Inventors & Discoverers » JETHRO TULL
|Full name||: Jethro Tull|
|Alias||: Jethro Tull|
|Mother||: Dorothy Buckeridge|
|Wife||: Susannah Smith|
|Education||: St John's College Oxford City Law School University of Oxford|
|Activists||: Inventors & Discoverers|
Jethro Tull was an English agricultural pioneer who developed new farming techniques and invented mechanical agricultural tools. His farming improvements and inventions such as the seed drill & horse-drawn hoe, laid the foundation of modern and much more efficient British agriculture. Born into a family of Berkshire gentry, he studied at Oxford University and Gray's Inn in preparation for a legal career, but his ill health suspended these plans and he started farming with his father. While touring Europe, Tull had noticed new and improved agricultural practices in France and Italy and upon becoming a farmer, he began to think of more competent ways to do it. He noticed that at the time, seeds were distributed manually for sowing without any well-organized technique which prompted him to invent the seed drill that economically sowed the seeds in arranged rows. Subsequently, he also came up with the idea of horse-drawn hoe and invented the four-culter plow in order to improve the conventional agricultural techniques. Later, he published two editions of The Horse-Hoeing Husbandry which spread his ideas to other farmers, detailing his system and its machinery. Although initially his ideas and methods faced much protest, eventually they were accepted on account of increased production and profits. His numerous implements and farming techniques had a notable influence on the Agricultural Revolution and its impact can still be seen in today’s farming methods
Soon after his appointment to the bar, he fell ill with a pulmonary disorder which changed the course of his professional life. Subsequently, he travelled to Europe in pursuit of a treatment.
During his tour, Tull observed the farming methods of France and Italy which were much more superior to that of England. Thereafter, upon returning to his own country, Tull took into his own hands a farm called Prosperous, at Shalbourne, and started experimenting with new agricultural methods.

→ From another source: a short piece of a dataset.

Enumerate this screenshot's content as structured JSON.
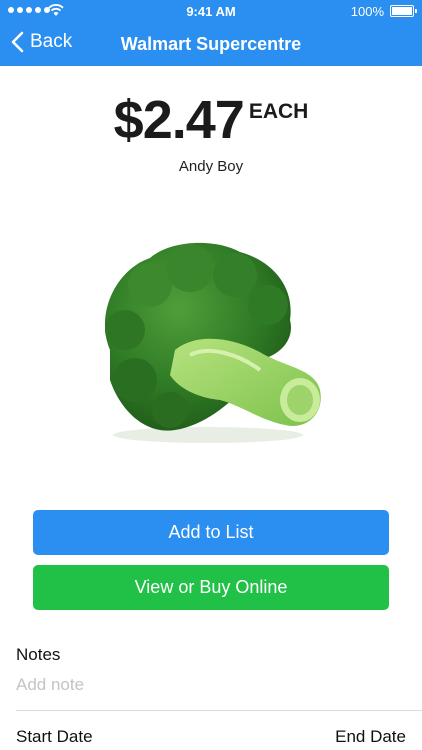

For the rest of his life, he worked on the farm and played a major role in revolutionizing the British agriculture. He suggested pulverizing the soil, planting with drills, and thorough tilling during the growing period to promote production.
At that time, the most common practice of sowing seeds was to simply scatter them, and watch them sprout and grow along with weeds. He thought of an idea to increase the production using less number of seeds if crops were sown in arranged rows that could be weeded. Thus, in 1701, he came up with a horse-drawn seed drill that carefully sowed the seeds in neat rows.
Later, impressed by the cultivation methods used in the vineyards of France and Italy wherein the rows of earth between the vines had been pulverized, he developed a horse-drawn hoe and successfully implemented the vineyard method to his farm. This technique helped in reduction of the manure and increased the access of water to and from plant roots.
He also invented a 4-coultered plow which made vertical cuts in the soil before the plowshare. Using his improved farming practices, Tull was able to yield good crops for several years successively and also reduced the need for fallowing.
In 1729, he started writing a book about his agricultural experiments and the scientific reasons for his actions. It resulted in the publication of his ‘The New Horse Hoeing Husbandry: or, an Essay on the Principles of Tillage and Vegetation’ in 1731.
Although, his innovative methods were not readily accepted by everyone and were also rubbished, they were eventually adopted by the large landowners and formed the basis of modern and efficient British farming.
In 1701, Tull made a major improvement in planting crops with his invention of seed drill, a mechanical seeder that sowed efficiently at the correct depth and spacing and then covered the seed so that it could grow. By 1866, the seed-drill developed into one of the most common implements on English farms.
With an experience of nearly 40 years of fieldwork, Tull wrote ‘The New Horse-Hoeing Husbandry; or, an Essay on the Principles of Tillage and Vegetation’, published in 1731. The book depicts his ideas on plant physiology and advice on plant culture, and was later translated into French, Dutch, German, and other European languages.
Jethro Tull was born in Basildon, Berkshire, England to Jethro Tull Sr., a farmer, and his wife, Dorothy Tull. He was baptized there on March 30, 1674, and grew up on a country estate.
At the age of 17, he was enrolled at St. John's College, Oxford, to obtain a degree in law but left before completing his graduation. Then, he became a member of Staple Inn where he studied for two years and was subsequently called to the bar by the benchers of Gray's Inn in 1693. He qualified as a barrister in 1699 but never practiced law.
Jethro Tull married Susanna Smith of Burton Dassett, Warwickshire. The couple had three children together; a son and two daughters, and the family settled on Tull’s paternal farm.
Jethro Tull died on February 21, 1741 at Prosperous Farm, Hungerford, Berkshire, England, at the age of 66. He is buried in the churchyard of St Bartholomew's Church, Lower Basildon, Berkshire, England.